Task objective:
Filter the entries down to the lines holding "icon", then copy those lines.

Provided records:
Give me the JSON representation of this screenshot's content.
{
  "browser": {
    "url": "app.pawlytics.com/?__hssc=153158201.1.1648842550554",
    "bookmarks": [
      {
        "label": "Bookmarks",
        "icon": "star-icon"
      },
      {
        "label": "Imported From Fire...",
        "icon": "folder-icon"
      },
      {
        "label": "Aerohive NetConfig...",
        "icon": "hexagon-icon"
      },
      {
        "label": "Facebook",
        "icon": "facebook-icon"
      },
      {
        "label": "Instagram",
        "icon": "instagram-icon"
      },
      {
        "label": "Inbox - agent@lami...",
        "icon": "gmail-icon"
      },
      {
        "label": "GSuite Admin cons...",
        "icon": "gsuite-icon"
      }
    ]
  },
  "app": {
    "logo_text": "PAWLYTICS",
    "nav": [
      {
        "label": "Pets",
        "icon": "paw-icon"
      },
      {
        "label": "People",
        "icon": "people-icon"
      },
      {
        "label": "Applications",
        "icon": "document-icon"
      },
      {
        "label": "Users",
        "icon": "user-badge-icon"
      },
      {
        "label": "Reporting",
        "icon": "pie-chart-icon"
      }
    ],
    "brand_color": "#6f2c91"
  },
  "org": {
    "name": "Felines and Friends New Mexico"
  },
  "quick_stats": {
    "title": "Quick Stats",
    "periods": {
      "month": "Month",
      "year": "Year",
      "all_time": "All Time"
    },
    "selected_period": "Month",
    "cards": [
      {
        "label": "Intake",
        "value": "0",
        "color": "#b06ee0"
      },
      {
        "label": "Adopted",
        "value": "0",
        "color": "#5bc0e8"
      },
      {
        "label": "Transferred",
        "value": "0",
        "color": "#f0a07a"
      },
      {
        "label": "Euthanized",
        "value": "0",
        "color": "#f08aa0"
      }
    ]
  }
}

Expected answer:
        "icon": "star-icon"
        "icon": "folder-icon"
        "icon": "hexagon-icon"
        "icon": "facebook-icon"
        "icon": "instagram-icon"
        "icon": "gmail-icon"
        "icon": "gsuite-icon"
        "icon": "paw-icon"
        "icon": "people-icon"
        "icon": "document-icon"
        "icon": "user-badge-icon"
        "icon": "pie-chart-icon"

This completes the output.